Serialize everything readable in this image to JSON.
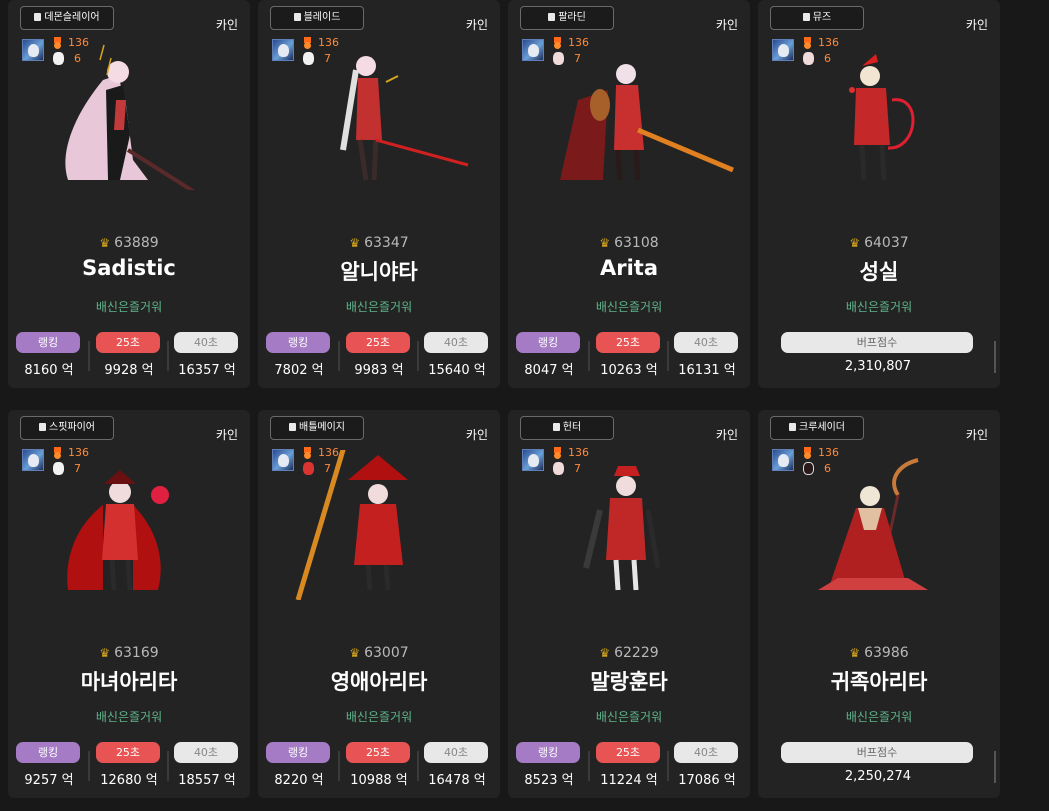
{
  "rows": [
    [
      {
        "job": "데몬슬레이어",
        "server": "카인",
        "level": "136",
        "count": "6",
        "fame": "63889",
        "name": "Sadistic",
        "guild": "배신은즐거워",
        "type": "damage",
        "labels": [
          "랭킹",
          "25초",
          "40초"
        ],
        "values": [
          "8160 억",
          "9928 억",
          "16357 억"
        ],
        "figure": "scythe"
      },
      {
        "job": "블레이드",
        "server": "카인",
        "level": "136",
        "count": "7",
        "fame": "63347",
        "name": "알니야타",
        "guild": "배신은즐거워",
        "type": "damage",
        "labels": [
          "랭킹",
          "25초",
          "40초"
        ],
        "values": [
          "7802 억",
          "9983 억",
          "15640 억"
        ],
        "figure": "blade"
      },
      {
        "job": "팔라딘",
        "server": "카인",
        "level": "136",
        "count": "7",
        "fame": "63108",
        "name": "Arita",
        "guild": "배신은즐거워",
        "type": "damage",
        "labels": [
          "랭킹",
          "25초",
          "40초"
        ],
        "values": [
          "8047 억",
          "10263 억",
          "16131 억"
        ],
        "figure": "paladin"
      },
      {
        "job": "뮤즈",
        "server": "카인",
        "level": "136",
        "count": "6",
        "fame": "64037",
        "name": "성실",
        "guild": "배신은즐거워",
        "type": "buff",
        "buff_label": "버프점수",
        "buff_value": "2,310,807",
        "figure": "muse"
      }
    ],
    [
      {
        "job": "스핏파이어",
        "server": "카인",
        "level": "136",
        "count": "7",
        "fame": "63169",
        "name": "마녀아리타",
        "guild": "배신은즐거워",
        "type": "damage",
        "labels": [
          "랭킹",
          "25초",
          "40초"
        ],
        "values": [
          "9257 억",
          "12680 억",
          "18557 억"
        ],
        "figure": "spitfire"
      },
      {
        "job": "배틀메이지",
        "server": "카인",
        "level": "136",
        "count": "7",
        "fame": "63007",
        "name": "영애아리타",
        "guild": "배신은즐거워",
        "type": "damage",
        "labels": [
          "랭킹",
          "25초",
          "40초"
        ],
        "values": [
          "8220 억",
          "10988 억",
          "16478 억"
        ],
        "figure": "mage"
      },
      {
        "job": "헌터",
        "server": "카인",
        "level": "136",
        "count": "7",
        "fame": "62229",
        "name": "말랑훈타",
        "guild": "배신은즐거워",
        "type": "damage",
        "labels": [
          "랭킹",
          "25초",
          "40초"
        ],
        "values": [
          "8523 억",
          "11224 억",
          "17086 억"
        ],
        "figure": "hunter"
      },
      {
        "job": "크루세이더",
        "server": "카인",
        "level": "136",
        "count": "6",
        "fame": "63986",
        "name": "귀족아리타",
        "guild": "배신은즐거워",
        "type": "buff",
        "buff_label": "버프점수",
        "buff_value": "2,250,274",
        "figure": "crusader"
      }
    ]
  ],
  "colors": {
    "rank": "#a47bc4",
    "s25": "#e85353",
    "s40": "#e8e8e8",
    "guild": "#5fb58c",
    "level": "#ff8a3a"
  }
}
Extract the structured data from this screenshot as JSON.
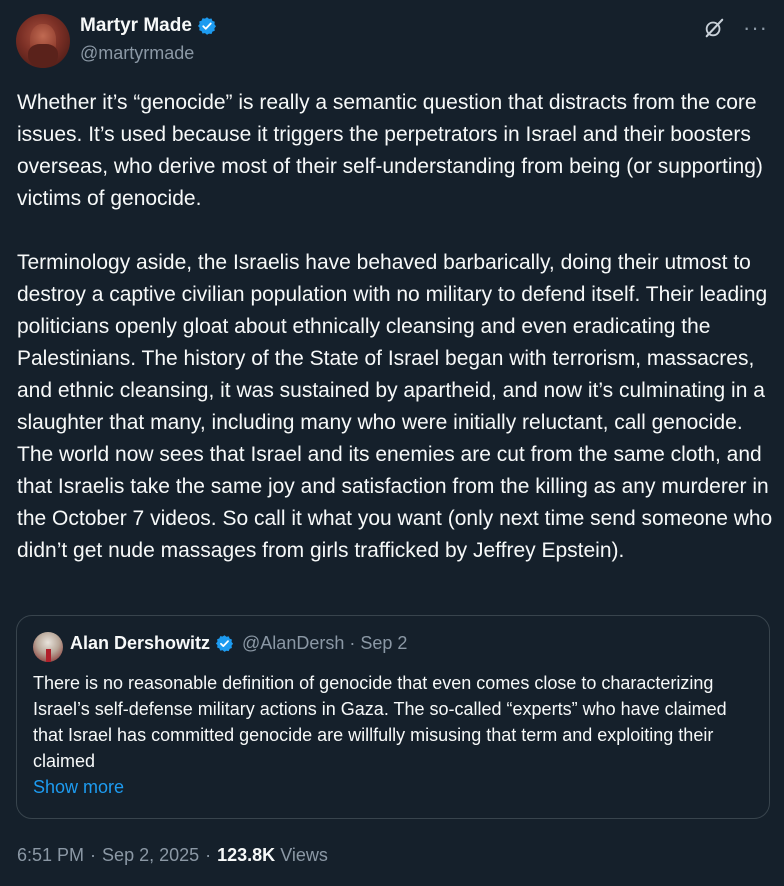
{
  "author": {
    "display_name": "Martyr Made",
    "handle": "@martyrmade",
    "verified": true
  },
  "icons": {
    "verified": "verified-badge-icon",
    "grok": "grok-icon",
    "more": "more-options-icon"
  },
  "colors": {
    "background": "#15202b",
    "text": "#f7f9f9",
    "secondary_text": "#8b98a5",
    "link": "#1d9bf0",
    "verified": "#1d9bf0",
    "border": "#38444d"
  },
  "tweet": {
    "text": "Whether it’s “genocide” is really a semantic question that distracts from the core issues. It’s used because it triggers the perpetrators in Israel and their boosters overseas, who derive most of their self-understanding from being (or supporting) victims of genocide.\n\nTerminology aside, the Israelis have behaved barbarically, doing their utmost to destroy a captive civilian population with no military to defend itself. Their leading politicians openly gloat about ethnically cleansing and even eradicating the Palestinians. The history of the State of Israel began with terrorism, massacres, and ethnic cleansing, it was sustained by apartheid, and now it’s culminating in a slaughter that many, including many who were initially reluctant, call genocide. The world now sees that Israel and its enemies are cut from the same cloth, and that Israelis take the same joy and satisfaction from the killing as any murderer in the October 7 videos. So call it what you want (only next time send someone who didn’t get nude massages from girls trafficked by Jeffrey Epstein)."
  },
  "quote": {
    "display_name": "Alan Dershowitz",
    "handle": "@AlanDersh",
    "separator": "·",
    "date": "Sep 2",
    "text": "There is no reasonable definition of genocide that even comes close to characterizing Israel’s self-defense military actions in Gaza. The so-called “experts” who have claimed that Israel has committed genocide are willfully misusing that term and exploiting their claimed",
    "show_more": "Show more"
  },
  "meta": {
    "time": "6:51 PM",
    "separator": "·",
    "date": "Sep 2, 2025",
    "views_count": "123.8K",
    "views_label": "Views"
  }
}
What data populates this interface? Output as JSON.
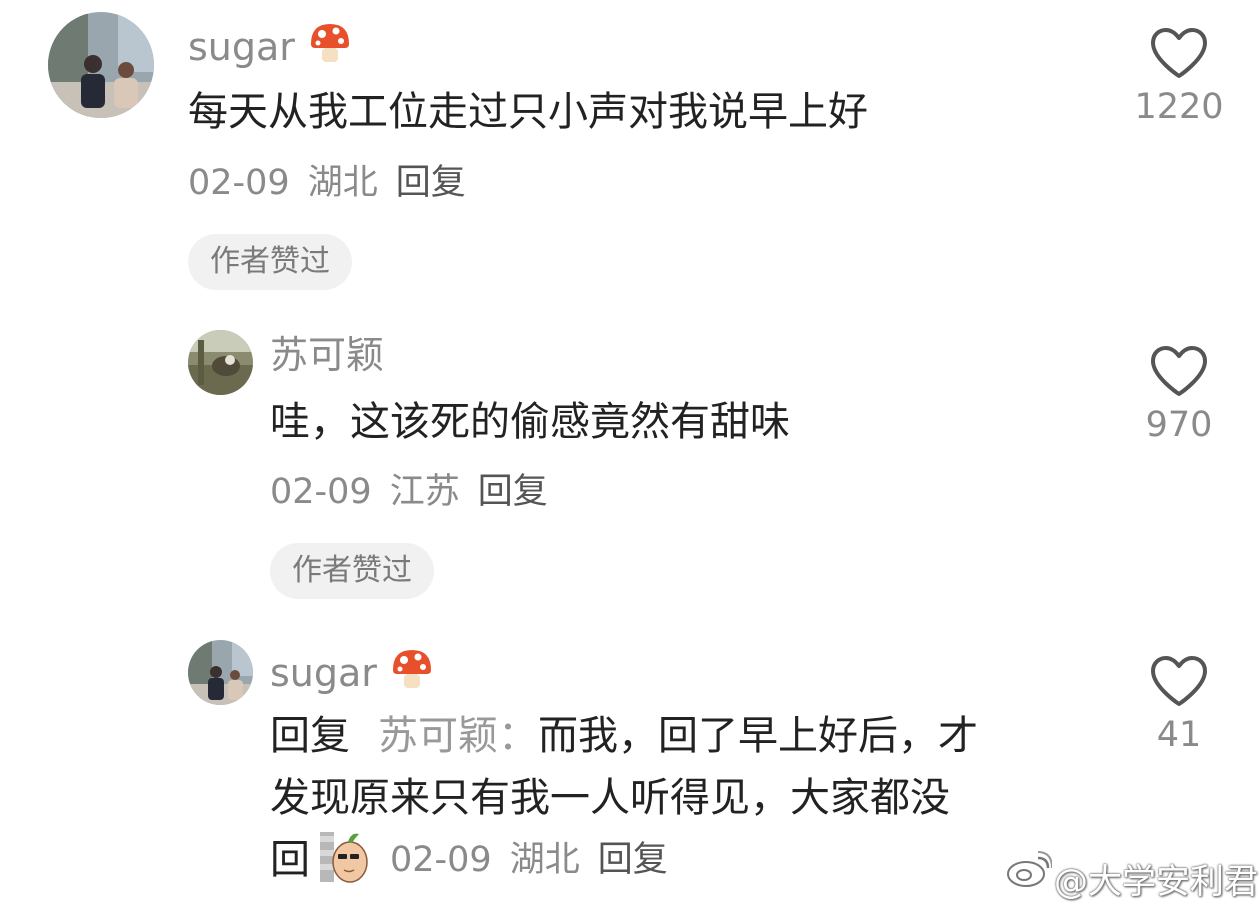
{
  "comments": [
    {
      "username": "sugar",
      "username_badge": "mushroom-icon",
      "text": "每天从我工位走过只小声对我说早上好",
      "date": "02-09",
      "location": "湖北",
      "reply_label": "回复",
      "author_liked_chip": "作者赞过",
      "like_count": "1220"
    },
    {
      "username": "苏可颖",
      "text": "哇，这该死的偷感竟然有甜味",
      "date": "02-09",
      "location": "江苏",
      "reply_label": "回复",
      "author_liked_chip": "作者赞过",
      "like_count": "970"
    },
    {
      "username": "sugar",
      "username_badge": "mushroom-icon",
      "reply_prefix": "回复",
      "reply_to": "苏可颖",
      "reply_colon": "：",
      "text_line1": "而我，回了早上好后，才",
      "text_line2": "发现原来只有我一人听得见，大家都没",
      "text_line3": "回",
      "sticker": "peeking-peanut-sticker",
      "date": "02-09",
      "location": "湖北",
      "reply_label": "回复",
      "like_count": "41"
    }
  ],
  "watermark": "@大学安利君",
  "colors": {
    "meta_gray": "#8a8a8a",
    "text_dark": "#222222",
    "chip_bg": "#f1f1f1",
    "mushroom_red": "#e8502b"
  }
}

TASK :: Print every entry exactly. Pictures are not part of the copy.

RESPONSE BOX ::
Serialize everything readable in this image to JSON.
{
  "rows": [
    [
      {
        "job": "데몬슬레이어",
        "server": "카인",
        "level": "136",
        "count": "6",
        "fame": "63889",
        "name": "Sadistic",
        "guild": "배신은즐거워",
        "type": "damage",
        "labels": [
          "랭킹",
          "25초",
          "40초"
        ],
        "values": [
          "8160 억",
          "9928 억",
          "16357 억"
        ],
        "figure": "scythe"
      },
      {
        "job": "블레이드",
        "server": "카인",
        "level": "136",
        "count": "7",
        "fame": "63347",
        "name": "알니야타",
        "guild": "배신은즐거워",
        "type": "damage",
        "labels": [
          "랭킹",
          "25초",
          "40초"
        ],
        "values": [
          "7802 억",
          "9983 억",
          "15640 억"
        ],
        "figure": "blade"
      },
      {
        "job": "팔라딘",
        "server": "카인",
        "level": "136",
        "count": "7",
        "fame": "63108",
        "name": "Arita",
        "guild": "배신은즐거워",
        "type": "damage",
        "labels": [
          "랭킹",
          "25초",
          "40초"
        ],
        "values": [
          "8047 억",
          "10263 억",
          "16131 억"
        ],
        "figure": "paladin"
      },
      {
        "job": "뮤즈",
        "server": "카인",
        "level": "136",
        "count": "6",
        "fame": "64037",
        "name": "성실",
        "guild": "배신은즐거워",
        "type": "buff",
        "buff_label": "버프점수",
        "buff_value": "2,310,807",
        "figure": "muse"
      }
    ],
    [
      {
        "job": "스핏파이어",
        "server": "카인",
        "level": "136",
        "count": "7",
        "fame": "63169",
        "name": "마녀아리타",
        "guild": "배신은즐거워",
        "type": "damage",
        "labels": [
          "랭킹",
          "25초",
          "40초"
        ],
        "values": [
          "9257 억",
          "12680 억",
          "18557 억"
        ],
        "figure": "spitfire"
      },
      {
        "job": "배틀메이지",
        "server": "카인",
        "level": "136",
        "count": "7",
        "fame": "63007",
        "name": "영애아리타",
        "guild": "배신은즐거워",
        "type": "damage",
        "labels": [
          "랭킹",
          "25초",
          "40초"
        ],
        "values": [
          "8220 억",
          "10988 억",
          "16478 억"
        ],
        "figure": "mage"
      },
      {
        "job": "헌터",
        "server": "카인",
        "level": "136",
        "count": "7",
        "fame": "62229",
        "name": "말랑훈타",
        "guild": "배신은즐거워",
        "type": "damage",
        "labels": [
          "랭킹",
          "25초",
          "40초"
        ],
        "values": [
          "8523 억",
          "11224 억",
          "17086 억"
        ],
        "figure": "hunter"
      },
      {
        "job": "크루세이더",
        "server": "카인",
        "level": "136",
        "count": "6",
        "fame": "63986",
        "name": "귀족아리타",
        "guild": "배신은즐거워",
        "type": "buff",
        "buff_label": "버프점수",
        "buff_value": "2,250,274",
        "figure": "crusader"
      }
    ]
  ],
  "colors": {
    "rank": "#a47bc4",
    "s25": "#e85353",
    "s40": "#e8e8e8",
    "guild": "#5fb58c",
    "level": "#ff8a3a"
  }
}
Extract the structured data from this screenshot as JSON.
{
  "author": {
    "display_name": "Martyr Made",
    "handle": "@martyrmade",
    "verified": true
  },
  "icons": {
    "verified": "verified-badge-icon",
    "grok": "grok-icon",
    "more": "more-options-icon"
  },
  "colors": {
    "background": "#15202b",
    "text": "#f7f9f9",
    "secondary_text": "#8b98a5",
    "link": "#1d9bf0",
    "verified": "#1d9bf0",
    "border": "#38444d"
  },
  "tweet": {
    "text": "Whether it’s “genocide” is really a semantic question that distracts from the core issues. It’s used because it triggers the perpetrators in Israel and their boosters overseas, who derive most of their self-understanding from being (or supporting) victims of genocide.\n\nTerminology aside, the Israelis have behaved barbarically, doing their utmost to destroy a captive civilian population with no military to defend itself. Their leading politicians openly gloat about ethnically cleansing and even eradicating the Palestinians. The history of the State of Israel began with terrorism, massacres, and ethnic cleansing, it was sustained by apartheid, and now it’s culminating in a slaughter that many, including many who were initially reluctant, call genocide. The world now sees that Israel and its enemies are cut from the same cloth, and that Israelis take the same joy and satisfaction from the killing as any murderer in the October 7 videos. So call it what you want (only next time send someone who didn’t get nude massages from girls trafficked by Jeffrey Epstein)."
  },
  "quote": {
    "display_name": "Alan Dershowitz",
    "handle": "@AlanDersh",
    "separator": "·",
    "date": "Sep 2",
    "text": "There is no reasonable definition of genocide that even comes close to characterizing Israel’s self-defense military actions in Gaza. The so-called “experts” who have claimed that Israel has committed genocide are willfully misusing that term and exploiting their claimed",
    "show_more": "Show more"
  },
  "meta": {
    "time": "6:51 PM",
    "separator": "·",
    "date": "Sep 2, 2025",
    "views_count": "123.8K",
    "views_label": "Views"
  }
}
What data populates this interface? Output as JSON.
{
  "comments": [
    {
      "username": "sugar",
      "username_badge": "mushroom-icon",
      "text": "每天从我工位走过只小声对我说早上好",
      "date": "02-09",
      "location": "湖北",
      "reply_label": "回复",
      "author_liked_chip": "作者赞过",
      "like_count": "1220"
    },
    {
      "username": "苏可颖",
      "text": "哇，这该死的偷感竟然有甜味",
      "date": "02-09",
      "location": "江苏",
      "reply_label": "回复",
      "author_liked_chip": "作者赞过",
      "like_count": "970"
    },
    {
      "username": "sugar",
      "username_badge": "mushroom-icon",
      "reply_prefix": "回复",
      "reply_to": "苏可颖",
      "reply_colon": "：",
      "text_line1": "而我，回了早上好后，才",
      "text_line2": "发现原来只有我一人听得见，大家都没",
      "text_line3": "回",
      "sticker": "peeking-peanut-sticker",
      "date": "02-09",
      "location": "湖北",
      "reply_label": "回复",
      "like_count": "41"
    }
  ],
  "watermark": "@大学安利君",
  "colors": {
    "meta_gray": "#8a8a8a",
    "text_dark": "#222222",
    "chip_bg": "#f1f1f1",
    "mushroom_red": "#e8502b"
  }
}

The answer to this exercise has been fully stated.